- [Source data]:
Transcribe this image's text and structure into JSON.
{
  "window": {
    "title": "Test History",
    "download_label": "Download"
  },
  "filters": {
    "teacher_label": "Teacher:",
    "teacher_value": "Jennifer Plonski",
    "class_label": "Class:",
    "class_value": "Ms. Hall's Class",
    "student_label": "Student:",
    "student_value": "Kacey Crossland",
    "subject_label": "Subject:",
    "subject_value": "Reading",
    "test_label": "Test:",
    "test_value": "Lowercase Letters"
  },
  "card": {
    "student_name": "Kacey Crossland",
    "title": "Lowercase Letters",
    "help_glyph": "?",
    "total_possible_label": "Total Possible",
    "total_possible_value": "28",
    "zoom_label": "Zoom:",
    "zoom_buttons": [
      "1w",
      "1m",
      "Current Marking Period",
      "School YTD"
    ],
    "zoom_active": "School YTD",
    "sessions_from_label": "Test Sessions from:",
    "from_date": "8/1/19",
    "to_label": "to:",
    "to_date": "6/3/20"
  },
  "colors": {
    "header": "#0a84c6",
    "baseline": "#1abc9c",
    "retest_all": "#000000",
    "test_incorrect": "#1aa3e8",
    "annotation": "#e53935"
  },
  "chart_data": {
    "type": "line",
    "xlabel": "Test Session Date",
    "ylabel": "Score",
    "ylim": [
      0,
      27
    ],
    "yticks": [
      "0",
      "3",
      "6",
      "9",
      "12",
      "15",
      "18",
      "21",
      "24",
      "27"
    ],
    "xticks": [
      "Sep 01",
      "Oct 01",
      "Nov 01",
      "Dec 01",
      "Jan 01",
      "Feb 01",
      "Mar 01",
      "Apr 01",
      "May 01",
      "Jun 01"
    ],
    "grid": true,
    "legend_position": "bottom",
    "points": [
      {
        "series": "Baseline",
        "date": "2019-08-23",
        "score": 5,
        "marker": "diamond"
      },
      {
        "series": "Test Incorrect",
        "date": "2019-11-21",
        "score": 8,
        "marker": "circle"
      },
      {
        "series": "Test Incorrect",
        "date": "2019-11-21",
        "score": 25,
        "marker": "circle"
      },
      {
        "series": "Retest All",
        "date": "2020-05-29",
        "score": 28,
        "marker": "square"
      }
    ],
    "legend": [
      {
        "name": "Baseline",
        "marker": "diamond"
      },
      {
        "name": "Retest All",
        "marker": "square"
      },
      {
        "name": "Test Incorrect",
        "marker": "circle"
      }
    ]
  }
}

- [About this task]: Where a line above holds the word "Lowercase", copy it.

- [Written answer]:
    "test_value": "Lowercase Letters"
    "title": "Lowercase Letters",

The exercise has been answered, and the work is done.